by Tim Dec 05, 2020
Over time, it is not unusual for automotive paint finishes to become slightly rough to the touch due to the gradual accumulation of various surface contaminants that are too firmly bonded to be removed by normal washing alone. In this guide, find out how to check if your paint has acquired bonded surface contaminants, how to remove stubborn tar spots and baked on bug splatter, what a clay bar is for, and how to use a clay bar and clay lubricant to remove bonded inorganic contaminants safely and effectively ...
Over time, it is not unusual for automotive paint finishes to become slightly rough to the touch. Such roughness is caused by the gradual accumulation of surface contaminants that are too firmly bonded to be removed by normal washing alone.
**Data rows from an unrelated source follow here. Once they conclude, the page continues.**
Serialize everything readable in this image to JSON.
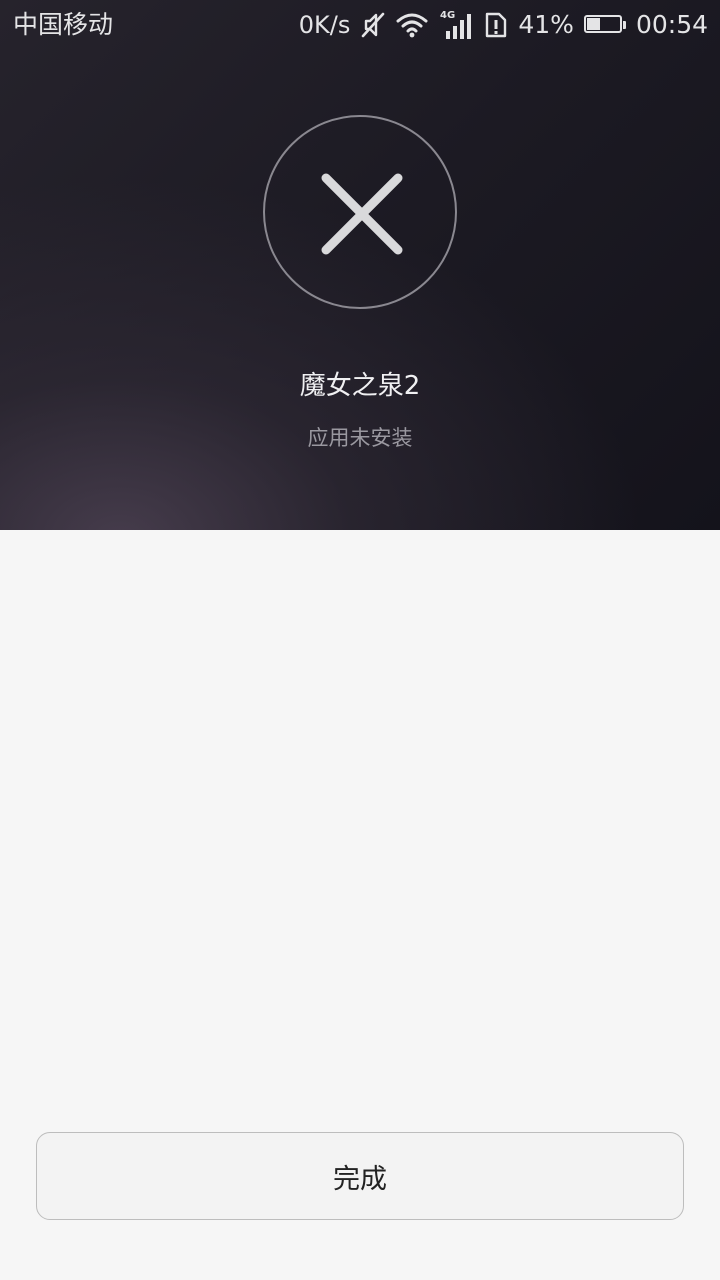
{
  "status_bar": {
    "carrier": "中国移动",
    "net_speed": "0K/s",
    "network_type": "4G",
    "battery_percent": "41%",
    "battery_level": 0.41,
    "time": "00:54",
    "icons": [
      "mute-icon",
      "wifi-icon",
      "signal-icon",
      "sim-alert-icon",
      "battery-icon"
    ]
  },
  "result": {
    "icon": "close-icon",
    "app_name": "魔女之泉2",
    "status": "应用未安装"
  },
  "actions": {
    "done_label": "完成"
  },
  "colors": {
    "header_bg": "#1c1a23",
    "page_bg": "#f6f6f6",
    "button_bg": "#f3f3f3"
  }
}
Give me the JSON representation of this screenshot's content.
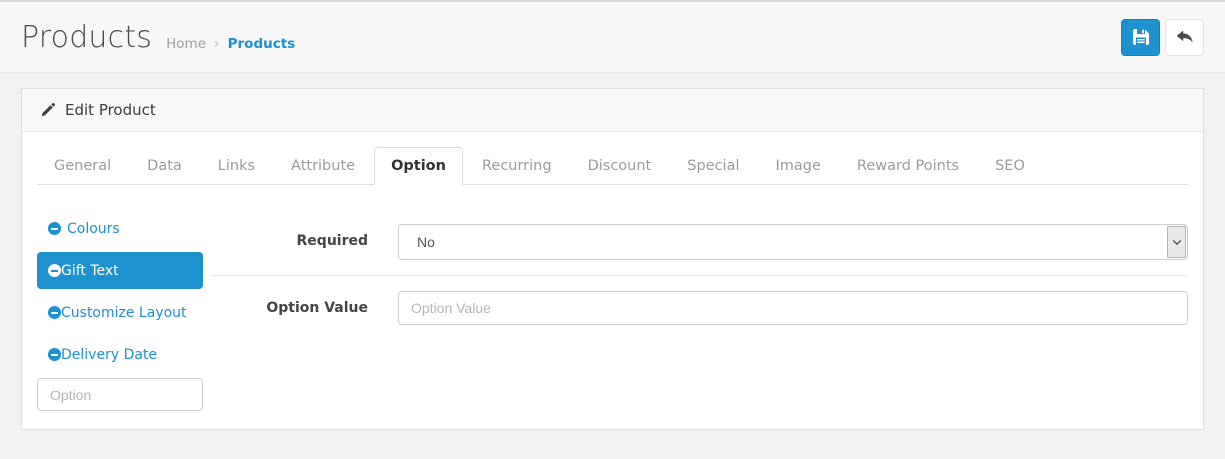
{
  "page": {
    "title": "Products"
  },
  "breadcrumb": {
    "home": "Home",
    "separator": "›",
    "current": "Products"
  },
  "toolbar": {
    "save_icon": "floppy-disk-icon",
    "back_icon": "reply-arrow-icon"
  },
  "panel": {
    "title": "Edit Product",
    "title_icon": "pencil-icon"
  },
  "tabs": [
    {
      "label": "General",
      "active": false
    },
    {
      "label": "Data",
      "active": false
    },
    {
      "label": "Links",
      "active": false
    },
    {
      "label": "Attribute",
      "active": false
    },
    {
      "label": "Option",
      "active": true
    },
    {
      "label": "Recurring",
      "active": false
    },
    {
      "label": "Discount",
      "active": false
    },
    {
      "label": "Special",
      "active": false
    },
    {
      "label": "Image",
      "active": false
    },
    {
      "label": "Reward Points",
      "active": false
    },
    {
      "label": "SEO",
      "active": false
    }
  ],
  "option_nav": {
    "item_icon": "minus-circle-icon",
    "items": [
      {
        "label": "Colours",
        "active": false
      },
      {
        "label": "Gift Text",
        "active": true
      },
      {
        "label": "Customize Layout",
        "active": false
      },
      {
        "label": "Delivery Date",
        "active": false
      }
    ],
    "autocomplete_placeholder": "Option"
  },
  "form": {
    "required": {
      "label": "Required",
      "value": "No"
    },
    "option_value": {
      "label": "Option Value",
      "placeholder": "Option Value"
    }
  },
  "colors": {
    "accent": "#1e91cf",
    "page_background": "#f1f1f1",
    "panel_heading_background": "#f8f8f8"
  }
}
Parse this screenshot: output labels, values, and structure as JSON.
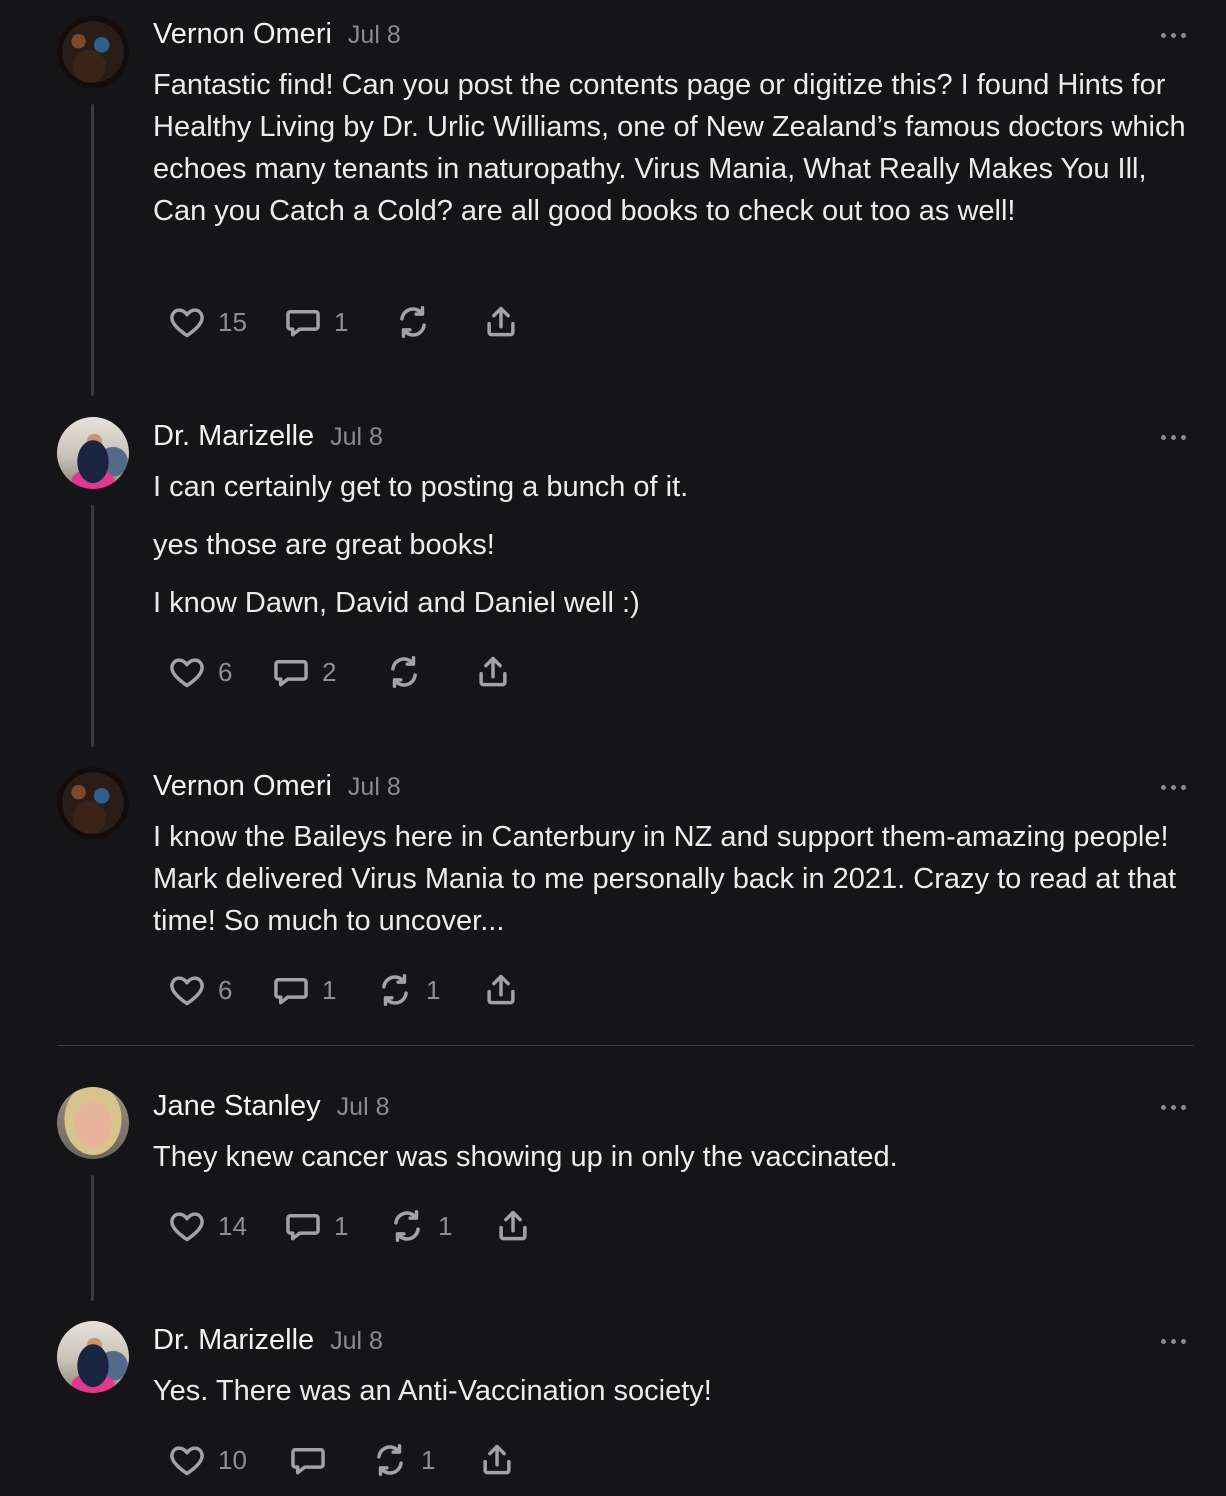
{
  "comments": [
    {
      "author": "Vernon Omeri",
      "date": "Jul 8",
      "paragraphs": [
        "Fantastic find! Can you post the contents page or digitize this? I found Hints for Healthy Living by Dr. Urlic Williams, one of New Zealand’s famous doctors which echoes many tenants in naturopathy. Virus Mania, What Really Makes You Ill, Can you Catch a Cold? are all good books to check out too as well!"
      ],
      "likes": "15",
      "replies": "1",
      "restacks": ""
    },
    {
      "author": "Dr. Marizelle",
      "date": "Jul 8",
      "paragraphs": [
        "I can certainly get to posting a bunch of it.",
        "yes those are great books!",
        "I know Dawn, David and Daniel well :)"
      ],
      "likes": "6",
      "replies": "2",
      "restacks": ""
    },
    {
      "author": "Vernon Omeri",
      "date": "Jul 8",
      "paragraphs": [
        "I know the Baileys here in Canterbury in NZ and support them-amazing people! Mark delivered Virus Mania to me personally back in 2021. Crazy to read at that time! So much to uncover..."
      ],
      "likes": "6",
      "replies": "1",
      "restacks": "1"
    },
    {
      "author": "Jane Stanley",
      "date": "Jul 8",
      "paragraphs": [
        "They knew cancer was showing up in only the vaccinated."
      ],
      "likes": "14",
      "replies": "1",
      "restacks": "1"
    },
    {
      "author": "Dr. Marizelle",
      "date": "Jul 8",
      "paragraphs": [
        "Yes. There was an Anti-Vaccination society!"
      ],
      "likes": "10",
      "replies": "",
      "restacks": "1"
    }
  ],
  "icons": {
    "like": "heart-icon",
    "reply": "speech-bubble-icon",
    "restack": "restack-icon",
    "share": "share-icon",
    "more": "more-dots-icon"
  }
}
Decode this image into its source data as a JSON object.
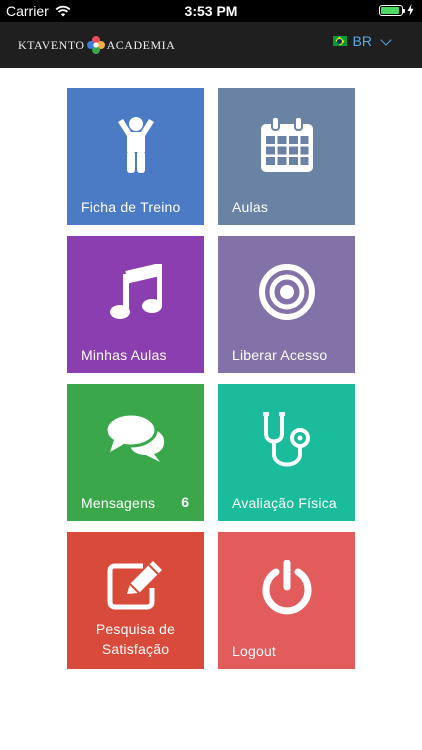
{
  "status": {
    "carrier": "Carrier",
    "time": "3:53 PM",
    "battery_percent": 90
  },
  "header": {
    "logo_left": "KTAVENTO",
    "logo_right": "ACADEMIA",
    "language": "BR"
  },
  "tiles": [
    {
      "label": "Ficha de Treino",
      "icon": "person-icon",
      "color": "#4a7bc4"
    },
    {
      "label": "Aulas",
      "icon": "calendar-icon",
      "color": "#6a82a4"
    },
    {
      "label": "Minhas Aulas",
      "icon": "music-note-icon",
      "color": "#8a3eb0"
    },
    {
      "label": "Liberar Acesso",
      "icon": "target-icon",
      "color": "#8372a8"
    },
    {
      "label": "Mensagens",
      "badge": "6",
      "icon": "chat-bubbles-icon",
      "color": "#3aa84a"
    },
    {
      "label": "Avaliação Física",
      "icon": "stethoscope-icon",
      "color": "#1abc9c"
    },
    {
      "label_line1": "Pesquisa de",
      "label_line2": "Satisfação",
      "icon": "edit-icon",
      "color": "#d84a3a"
    },
    {
      "label": "Logout",
      "icon": "power-icon",
      "color": "#e25c5c"
    }
  ]
}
To determine whether your paint has acquired firmly bonded surface contaminants you should wash and rinse your car thoroughly and then run your fingertips over the wet panels. Clean paint should feel perfectly smooth (if your fingertips aren't particularly sensitive you can magnify your sense of touch by putting your hand inside a thin cellophane wrapper first). If you can feel rough spots or a gritty texture then unfortunately your paint is affected. Also, in some cases you may even be able to see such contamination upon close inspection, particularly in the case of tar spots. Surface contamination is deposited on cars from a wide variety of sources, but can be neatly divided into two categories based the typical size of the particles and what they are made of.
Surface contamination that is visible to the naked eye typically comprises organic compounds such as tar, honeydew and bug splatter. Tar spots are the most common and irritating organic contaminant, and are acquired all year round from freshly laid bituminous surface treatments on our roads. Honeydew (often mistaken for tree sap) can be a nuisance in the summer months, when it literally rains down from tree canopies as a result of high levels of insect activity. Composed of sugars and other waste products that pass undigested through the bodies of aphids, honeydew becomes harder to remove the longer it is left on paint. Bug splatter is also a common nuisance in the summer months and seemingly welds itself in place on the front end of most vehicles, no matter how slick and well protected the paint is. As such contaminants gradually accumulate on bodywork, not only do the aesthetic qualities of the finish rapidly deteriorate, but so too does the ability of the paint to sheet water properly. Moreover, bug splatter can also cause etching and discolouration of underlying painted surfaces, due to the corrosive effects of the organic acids found in bug remains.
Tar spots are usually easily visible, particularly on lighter coloured cars
An extreme case of honeydew fallout from the tree canopy above
Bug splatter typically welds itself in place and is difficult to remove
Surface contamination that is invisible to the naked eye typically comprises inorganic particulates derived from industrial and commercial activities; industrial fallout, brake dust, railway dust, paint overspray and exhaust soot can all bond to paint both physically (by charge attraction) and chemically (by electrolysis). As such contaminants gradually accumulate on bodywork, surface roughness gradually increases to the point where it can be detected, whilst the reflectivity of the finish and the ability of the paint to sheet water properly gradually diminishes. Furthermore, as such particulates slowly oxidise and corrode, etching and discolouration of underlying painted surfaces can occur. It is worth noting at this point that because inorganic contaminants are mostly delivered through the air and settle out on your car whenever it is parked, it does not matter where you live or where you leave the car; it is susceptible to contamination everywhere and anywhere, and all times of the year too.
Highly magnified image of paint overspray surface contamination
Highly magnified image of industrial fallout surface contamination
Bonded metal filings rusting in situ; visible to the naked eye in this instance